What happens if you deposit in the parotid gland?

When you deposit in the parotid gland, you are overinserting the needle. When this happens, transient facial paralysis can be caused during the IA block.


The dental hygienist should do the following to PREVENT litigation:

-Maintain proper licensure
-Take responsibility for lifelong learning
-Never exceed the scope of dental hygiene practice
-Obtain informed consent
-Make appropriate referrals
-Maintain patient privacy
-Do not experiment on a patient with new local anes.
-Administer the appropriate volume
-Never abruptly stop treatment or abandon patient
-Keep patient informed
-Document and keep accurate records
-Obtain professional liability insurance


Open and effective communication between the dental hygienist and the patient is an important risk management tool

dental hygienist-patient communication


The dental hygienist should have an open discussion with his or her employer regarding the potential liabilities for dental hygienists and prevention categories

dental hygienist-employer communication


The dental hygienist should strive to use all protocols to prevent the injury from occurring

primary prevention


if an injury occurs, the dental hygienist should strive to contain the injury

secondary prevention


The dental hygienist should strive to return the patient to a functional state and prevent future injuries

teritary prevention


Defined by the Centers for Disease Control and Prevention as a percutaneous injury or contact of mucous membrane or nonintact skin with blood, saliva, tissue, or other body fluids that are potentially infectious

occupational exposure

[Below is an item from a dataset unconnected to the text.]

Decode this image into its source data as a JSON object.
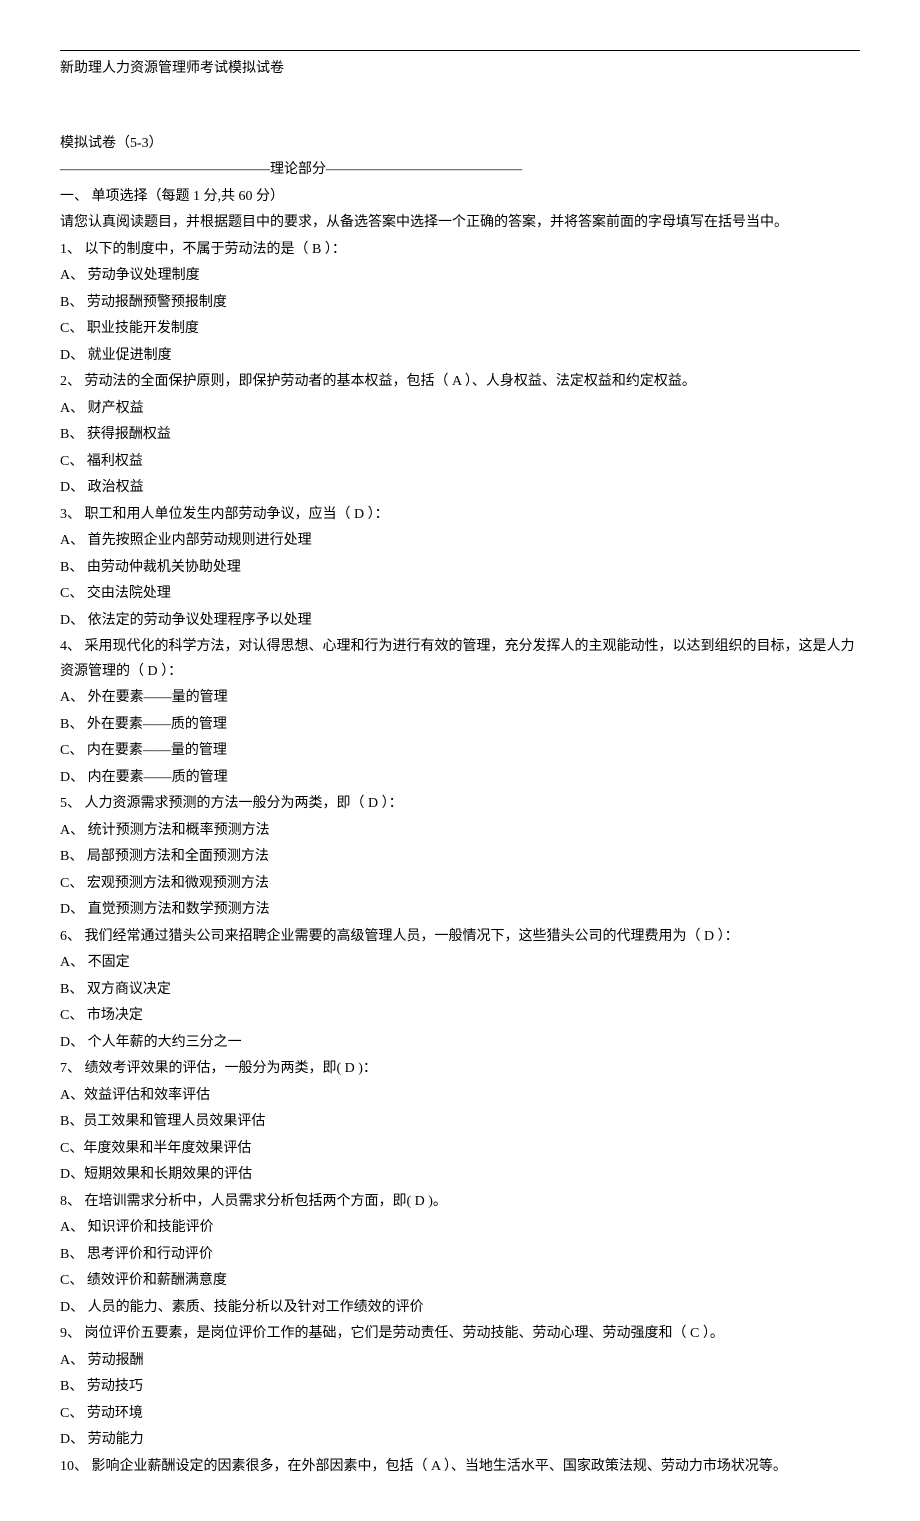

Persistent anesthesia beyond the expected duration or altered sensation such as tingling or itching beyond the usual level with slight trauma